* [EXCERPTED RECORDS]
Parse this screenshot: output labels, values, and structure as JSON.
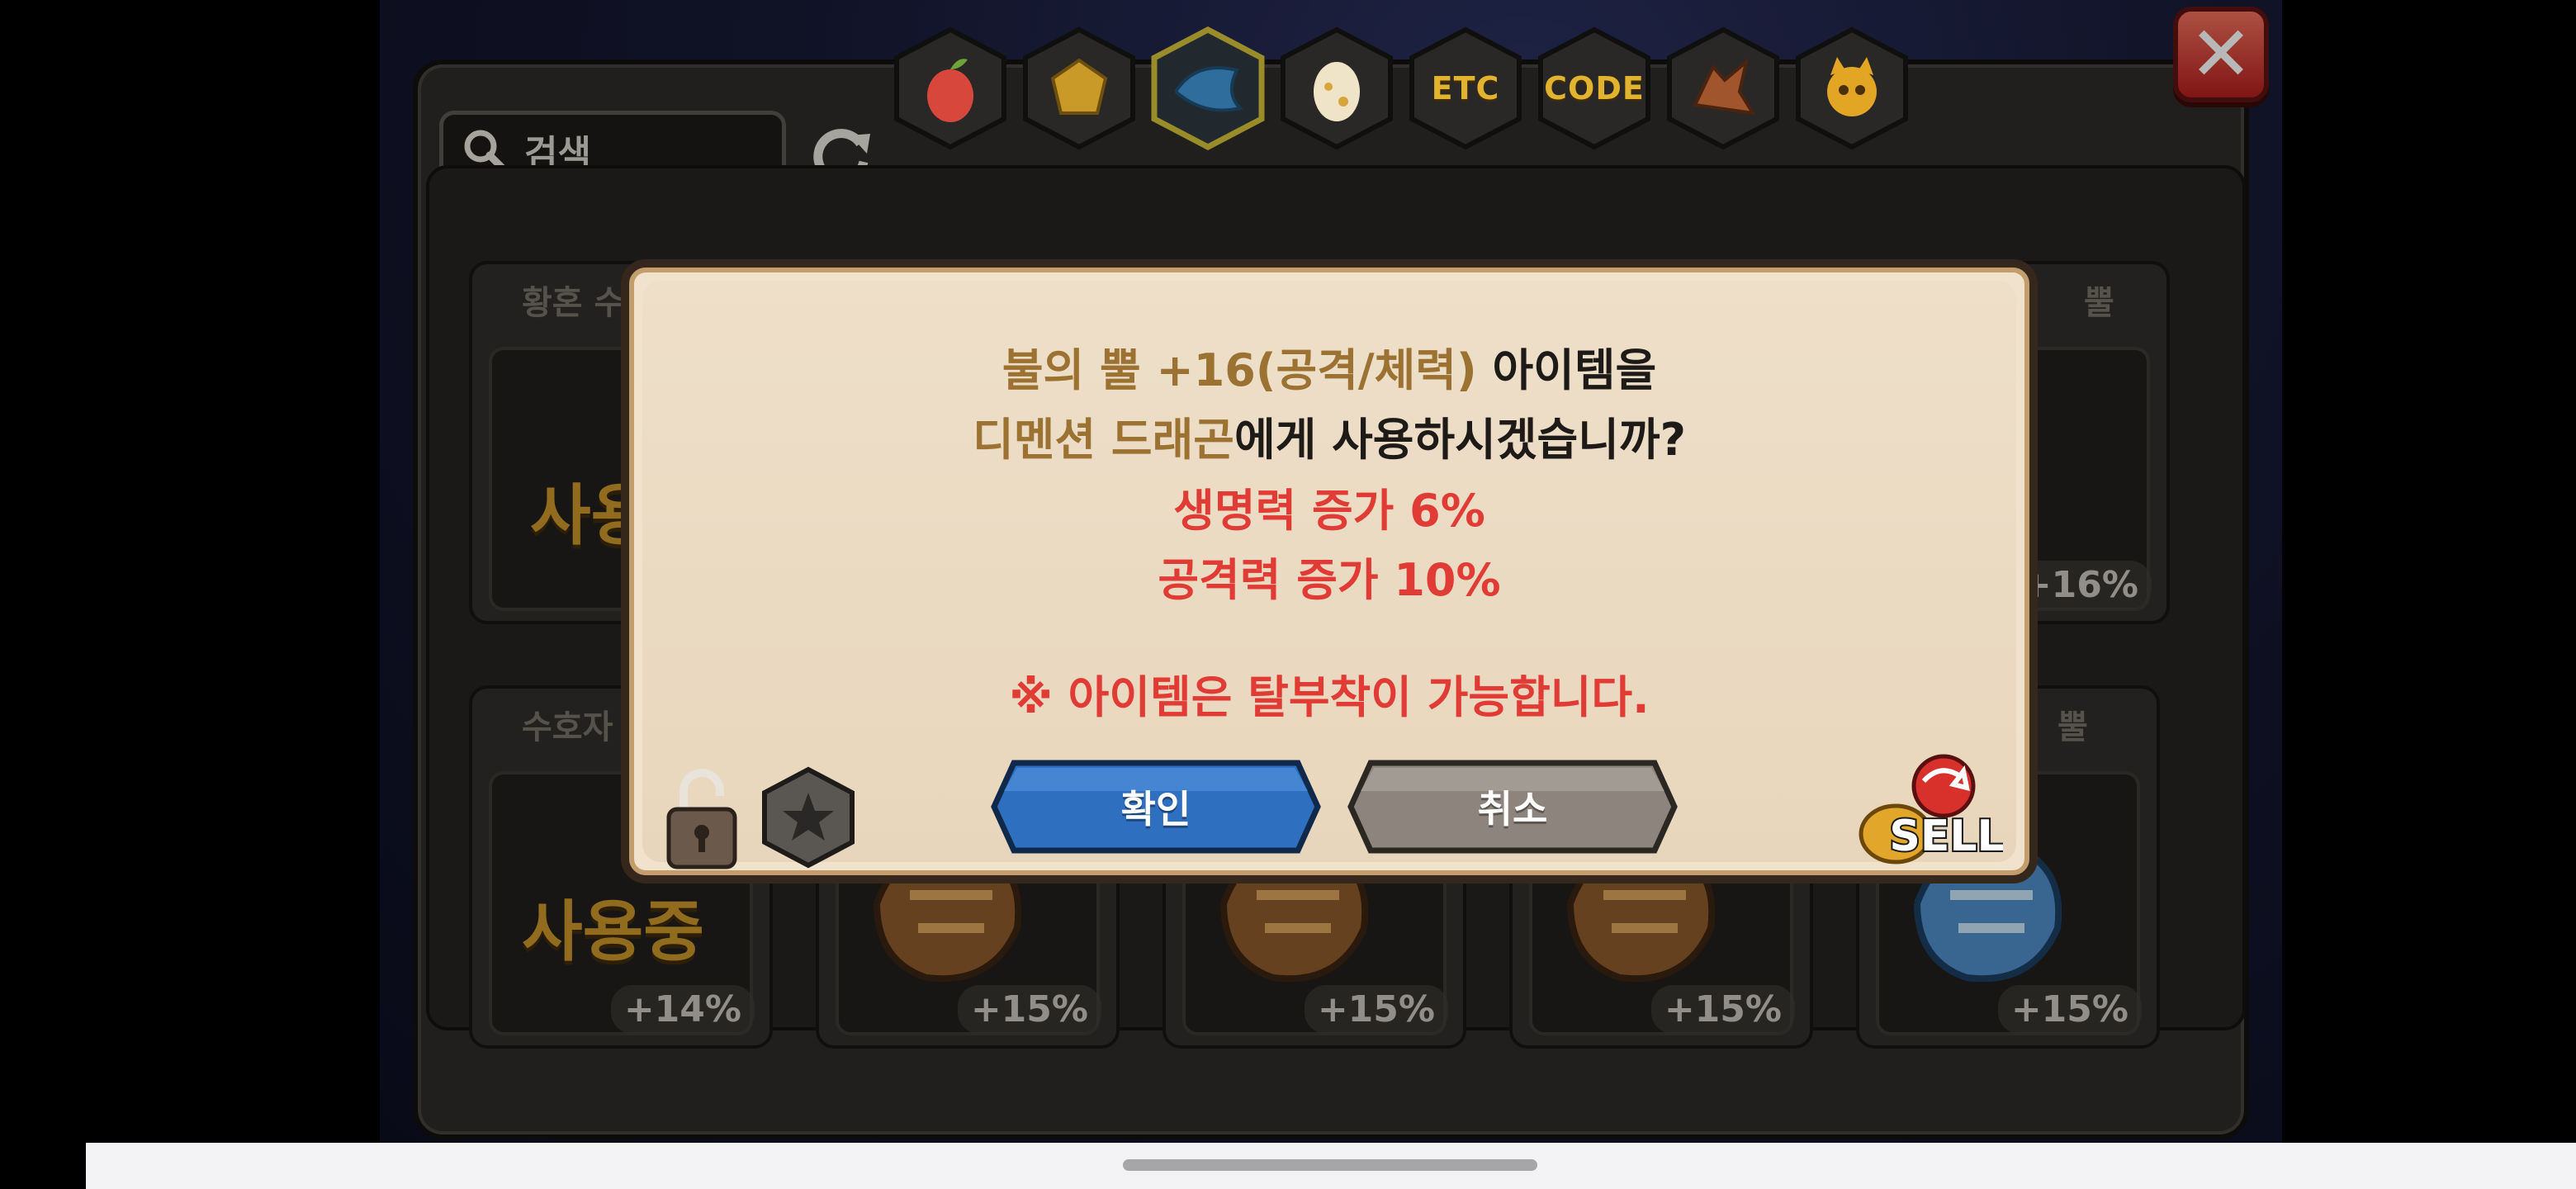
{
  "header": {
    "search_placeholder": "검색",
    "tabs": [
      {
        "name": "tab-fruit",
        "icon": "fruit-icon",
        "label": ""
      },
      {
        "name": "tab-ore",
        "icon": "ore-icon",
        "label": ""
      },
      {
        "name": "tab-scale",
        "icon": "scale-icon",
        "label": "",
        "selected": true
      },
      {
        "name": "tab-egg",
        "icon": "egg-icon",
        "label": ""
      },
      {
        "name": "tab-etc",
        "icon": "",
        "label": "ETC"
      },
      {
        "name": "tab-code",
        "icon": "",
        "label": "CODE"
      },
      {
        "name": "tab-dragon",
        "icon": "dragon-head-icon",
        "label": ""
      },
      {
        "name": "tab-mascot",
        "icon": "mascot-icon",
        "label": ""
      }
    ]
  },
  "inventory": {
    "slots": [
      {
        "name": "황혼 수",
        "bonus": "",
        "in_use": "사용"
      },
      {
        "name": "뿔",
        "bonus": "+16%"
      },
      {
        "name": "수호자",
        "bonus": "+14%",
        "in_use": "사용중"
      },
      {
        "name": "",
        "bonus": "+15%"
      },
      {
        "name": "",
        "bonus": "+15%"
      },
      {
        "name": "",
        "bonus": "+15%"
      },
      {
        "name": "뿔",
        "bonus": "+15%"
      }
    ]
  },
  "dialog": {
    "line1_item": "불의 뿔 +16(공격/체력)",
    "line1_rest": " 아이템을",
    "line2_target": "디멘션 드래곤",
    "line2_rest": "에게 사용하시겠습니까?",
    "stat1": "생명력 증가 6%",
    "stat2": "공격력 증가 10%",
    "note": "※ 아이템은 탈부착이 가능합니다.",
    "confirm_label": "확인",
    "cancel_label": "취소",
    "sell_label": "SELL"
  },
  "colors": {
    "item_text": "#9c7232",
    "warning_text": "#e03b34",
    "confirm_button": "#2f6fbf",
    "cancel_button": "#8d857d"
  }
}
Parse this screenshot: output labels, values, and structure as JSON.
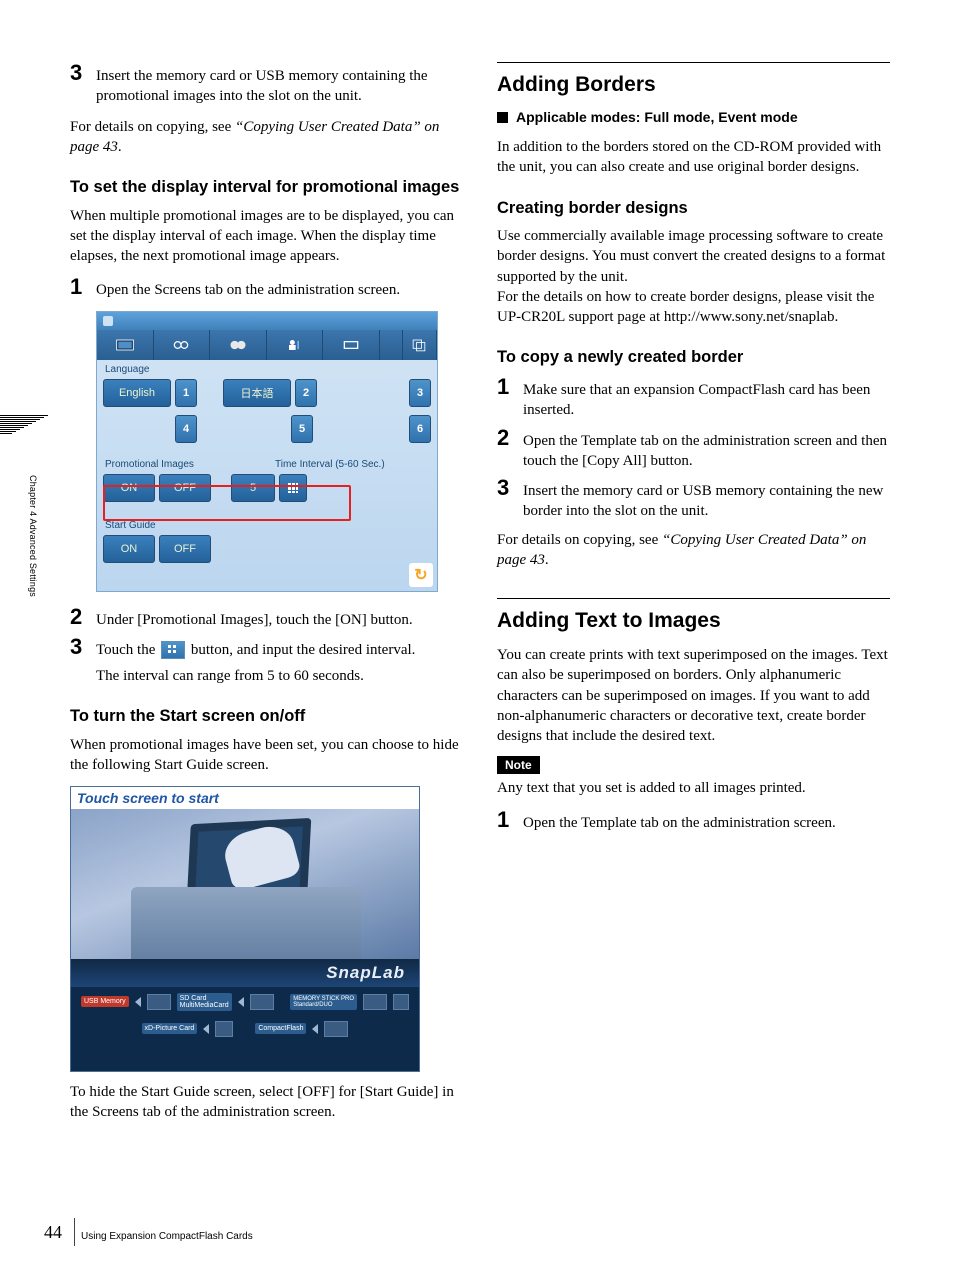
{
  "sidebar": {
    "chapter_label": "Chapter 4  Advanced Settings"
  },
  "footer": {
    "page_number": "44",
    "section": "Using Expansion CompactFlash Cards"
  },
  "left": {
    "step3_top": "Insert the memory card or USB memory containing the promotional images into the slot on the unit.",
    "details_prefix": "For details on copying, see ",
    "details_ref": "“Copying User Created Data” on page 43",
    "details_suffix": ".",
    "set_interval_heading": "To set the display interval for promotional images",
    "set_interval_body": "When multiple promotional images are to be displayed, you can set the display interval of each image. When the display time elapses, the next promotional image appears.",
    "step1_interval": "Open the Screens tab on the administration screen.",
    "admin": {
      "language_label": "Language",
      "english": "English",
      "japanese": "日本語",
      "n1": "1",
      "n2": "2",
      "n3": "3",
      "n4": "4",
      "n5": "5",
      "n6": "6",
      "promo_label": "Promotional Images",
      "time_label": "Time Interval (5-60 Sec.)",
      "on": "ON",
      "off": "OFF",
      "interval_value": "5",
      "start_guide_label": "Start Guide"
    },
    "step2_interval": "Under [Promotional Images], touch the [ON] button.",
    "step3a_interval": "Touch the ",
    "step3b_interval": " button, and input the desired interval.",
    "interval_range": "The interval can range from 5 to 60 seconds.",
    "start_screen_heading": "To turn the Start screen on/off",
    "start_screen_body": "When promotional images have been set, you can choose to hide the following Start Guide screen.",
    "start_shot": {
      "touch_text": "Touch screen to start",
      "logo": "SnapLab",
      "usb": "USB Memory",
      "sd": "SD Card\nMultiMediaCard",
      "ms": "MEMORY STICK PRO\nStandard/DUO",
      "xd": "xD-Picture Card",
      "cf": "CompactFlash"
    },
    "start_hide_body": "To hide the Start Guide screen, select [OFF] for [Start Guide] in the Screens tab of the administration screen."
  },
  "right": {
    "borders_heading": "Adding Borders",
    "modes_line": "Applicable modes: Full mode, Event mode",
    "borders_intro": "In addition to the borders stored on the CD-ROM provided with the unit, you can also create and use original border designs.",
    "creating_heading": "Creating border designs",
    "creating_body": "Use commercially available image processing software to create border designs. You must convert the created designs to a format supported by the unit.\nFor the details on how to create border designs, please visit the UP-CR20L support page at http://www.sony.net/snaplab.",
    "copy_heading": "To copy a newly created border",
    "copy_step1": "Make sure that an expansion CompactFlash card has been inserted.",
    "copy_step2": "Open the Template tab on the administration screen and then touch the [Copy All] button.",
    "copy_step3": "Insert the memory card or USB memory containing the new border into the slot on the unit.",
    "details_prefix": "For details on copying, see ",
    "details_ref": "“Copying User Created Data” on page 43",
    "details_suffix": ".",
    "text_heading": "Adding Text to Images",
    "text_body": "You can create prints with text superimposed on the images. Text can also be superimposed on borders. Only alphanumeric characters can be superimposed on images. If you want to add non-alphanumeric characters or decorative text, create border designs that include the desired text.",
    "note_label": "Note",
    "note_body": "Any text that you set is added to all images printed.",
    "text_step1": "Open the Template tab on the administration screen."
  }
}
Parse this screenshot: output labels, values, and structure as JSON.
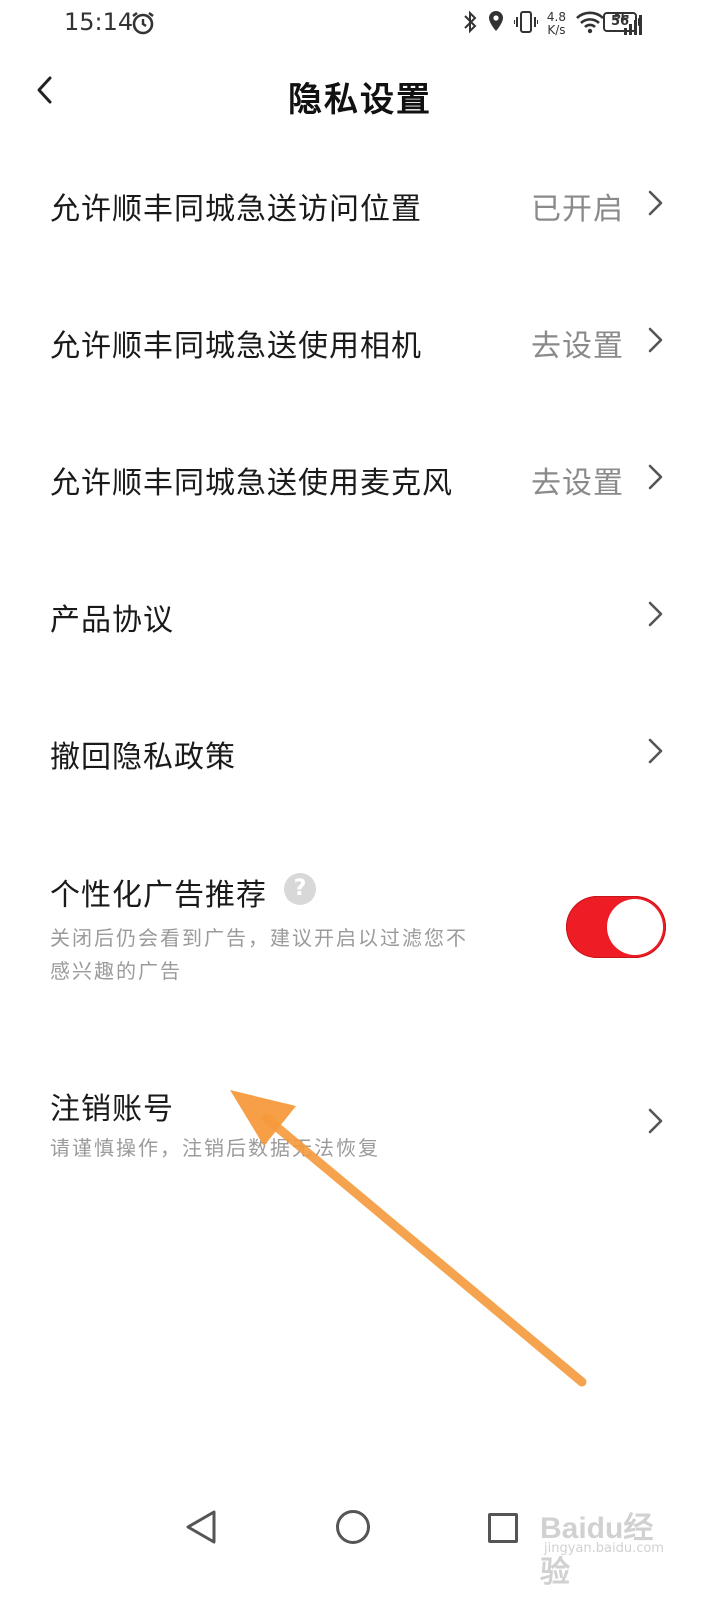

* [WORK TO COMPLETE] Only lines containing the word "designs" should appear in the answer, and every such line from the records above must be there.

* [YOUR SOLUTION]
    "borders_intro": "In addition to the borders stored on the CD-ROM provided with the unit, you can also create and use original border designs.",
    "creating_heading": "Creating border designs",
    "creating_body": "Use commercially available image processing software to create border designs. You must convert the created designs to a format supported by the unit.\nFor the details on how to create border designs, please visit the UP-CR20L support page at http://www.sony.net/snaplab.",
    "text_body": "You can create prints with text superimposed on the images. Text can also be superimposed on borders. Only alphanumeric characters can be superimposed on images. If you want to add non-alphanumeric characters or decorative text, create border designs that include the desired text.",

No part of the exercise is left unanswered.